EXERCISE:
For the entries below, work out how many lines contain the string "upload" and write only the number.
(RECORDS FOR THIS EXERCISE begins)
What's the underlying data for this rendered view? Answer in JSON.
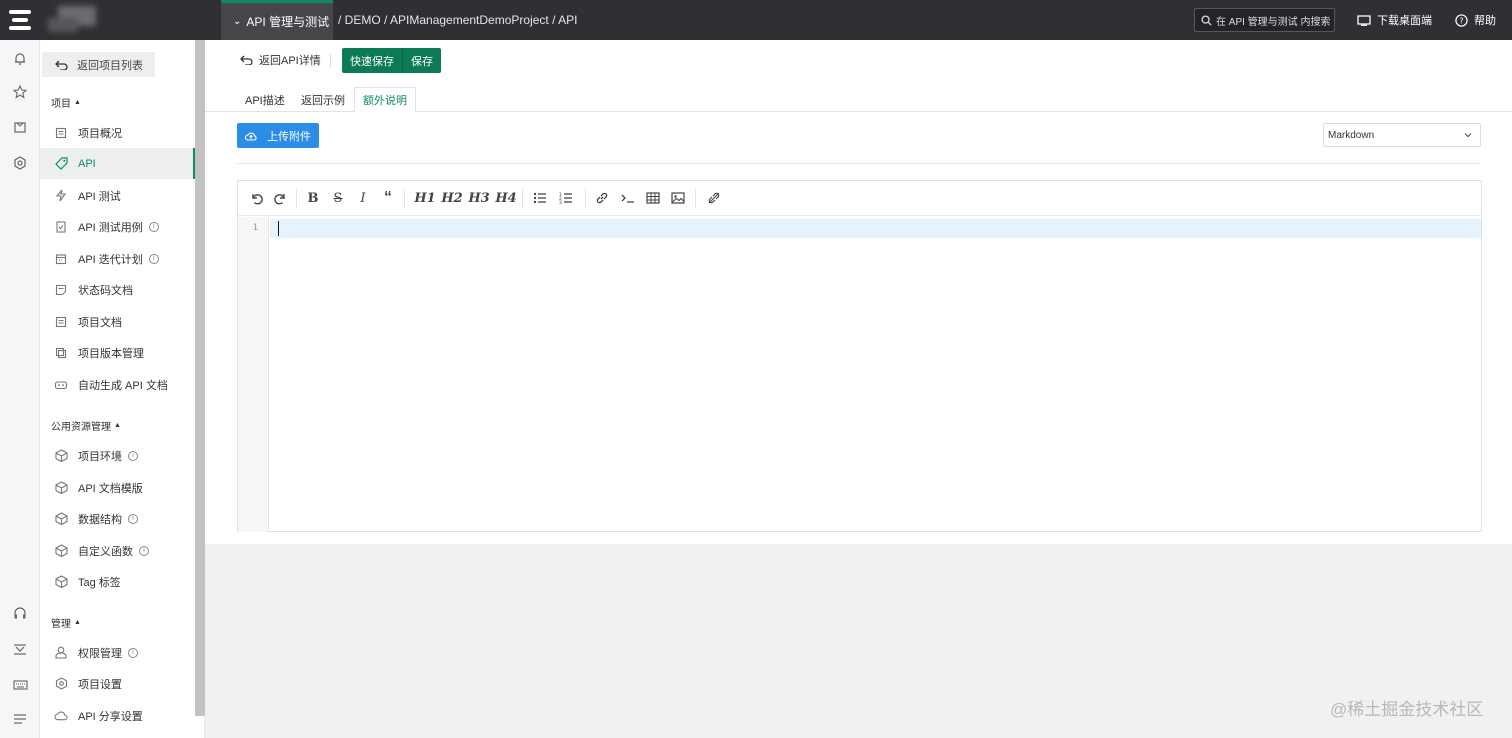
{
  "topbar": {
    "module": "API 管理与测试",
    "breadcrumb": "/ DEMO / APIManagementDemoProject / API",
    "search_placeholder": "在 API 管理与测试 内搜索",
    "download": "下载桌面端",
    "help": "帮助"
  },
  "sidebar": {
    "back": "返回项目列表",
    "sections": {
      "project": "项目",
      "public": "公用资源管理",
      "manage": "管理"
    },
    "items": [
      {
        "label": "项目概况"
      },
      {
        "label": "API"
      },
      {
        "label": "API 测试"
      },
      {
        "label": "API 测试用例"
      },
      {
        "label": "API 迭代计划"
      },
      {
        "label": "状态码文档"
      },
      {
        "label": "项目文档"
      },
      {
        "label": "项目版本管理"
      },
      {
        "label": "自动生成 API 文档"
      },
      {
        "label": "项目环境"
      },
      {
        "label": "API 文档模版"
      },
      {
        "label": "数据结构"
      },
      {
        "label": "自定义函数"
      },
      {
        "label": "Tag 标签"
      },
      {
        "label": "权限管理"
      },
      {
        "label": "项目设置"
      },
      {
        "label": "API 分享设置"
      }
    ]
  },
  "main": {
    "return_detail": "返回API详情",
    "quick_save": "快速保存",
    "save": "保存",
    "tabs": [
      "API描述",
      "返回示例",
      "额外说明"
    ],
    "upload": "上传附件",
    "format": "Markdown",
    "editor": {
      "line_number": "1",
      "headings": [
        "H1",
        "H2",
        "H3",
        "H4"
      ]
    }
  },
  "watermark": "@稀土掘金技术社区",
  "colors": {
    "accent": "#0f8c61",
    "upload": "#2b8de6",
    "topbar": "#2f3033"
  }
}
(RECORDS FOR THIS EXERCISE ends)
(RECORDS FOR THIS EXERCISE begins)
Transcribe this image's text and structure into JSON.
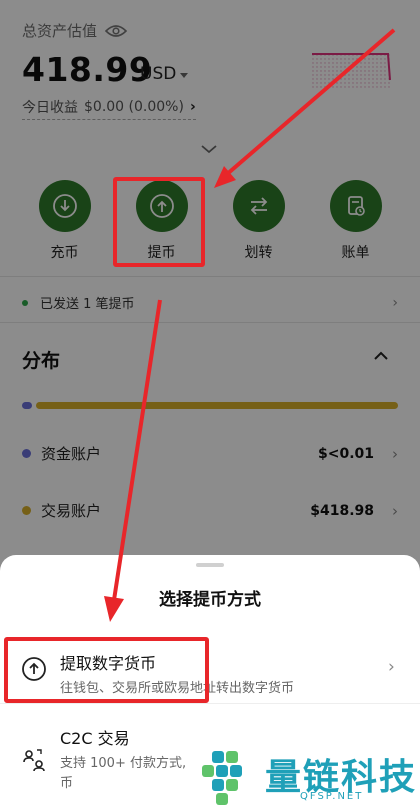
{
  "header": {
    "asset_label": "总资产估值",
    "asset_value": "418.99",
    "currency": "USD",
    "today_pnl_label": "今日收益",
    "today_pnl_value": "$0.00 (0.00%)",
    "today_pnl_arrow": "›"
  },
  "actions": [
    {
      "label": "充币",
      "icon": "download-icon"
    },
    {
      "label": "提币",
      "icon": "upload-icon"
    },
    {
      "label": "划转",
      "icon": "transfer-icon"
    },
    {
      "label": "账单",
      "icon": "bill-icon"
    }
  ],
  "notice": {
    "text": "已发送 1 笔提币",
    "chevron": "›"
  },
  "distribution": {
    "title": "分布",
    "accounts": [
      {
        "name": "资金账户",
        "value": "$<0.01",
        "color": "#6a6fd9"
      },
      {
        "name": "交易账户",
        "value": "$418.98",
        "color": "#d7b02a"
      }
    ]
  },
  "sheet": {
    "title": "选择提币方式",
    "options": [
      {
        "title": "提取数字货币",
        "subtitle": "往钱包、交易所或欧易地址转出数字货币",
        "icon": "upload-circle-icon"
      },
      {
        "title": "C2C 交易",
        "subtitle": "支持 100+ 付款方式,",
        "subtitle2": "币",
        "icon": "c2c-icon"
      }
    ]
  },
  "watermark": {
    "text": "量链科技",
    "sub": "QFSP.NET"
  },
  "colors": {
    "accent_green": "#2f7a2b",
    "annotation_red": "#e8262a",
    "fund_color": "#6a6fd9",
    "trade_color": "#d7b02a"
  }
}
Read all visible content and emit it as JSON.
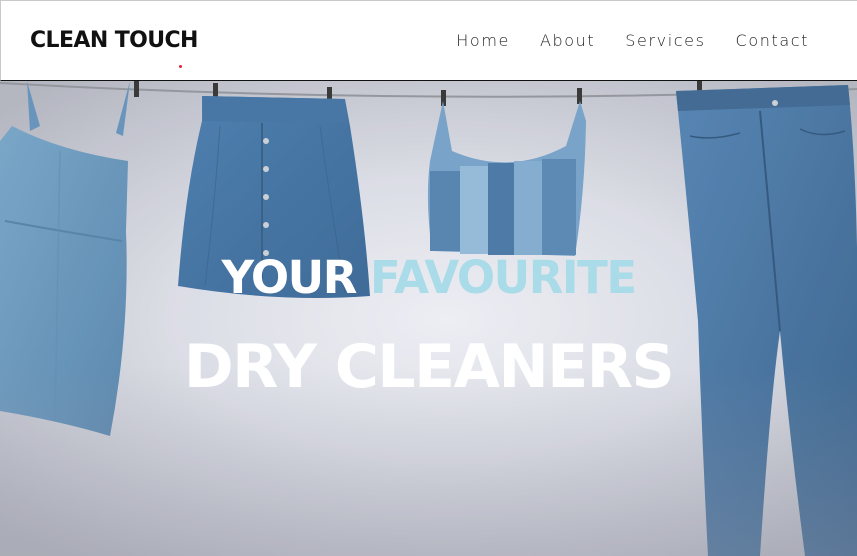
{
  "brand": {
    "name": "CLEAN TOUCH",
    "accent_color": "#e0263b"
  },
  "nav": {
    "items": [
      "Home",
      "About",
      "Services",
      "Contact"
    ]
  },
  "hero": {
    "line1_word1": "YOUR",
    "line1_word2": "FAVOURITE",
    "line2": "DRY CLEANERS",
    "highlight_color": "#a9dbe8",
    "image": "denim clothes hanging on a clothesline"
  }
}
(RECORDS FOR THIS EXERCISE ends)
EXERCISE SOLUTION:
4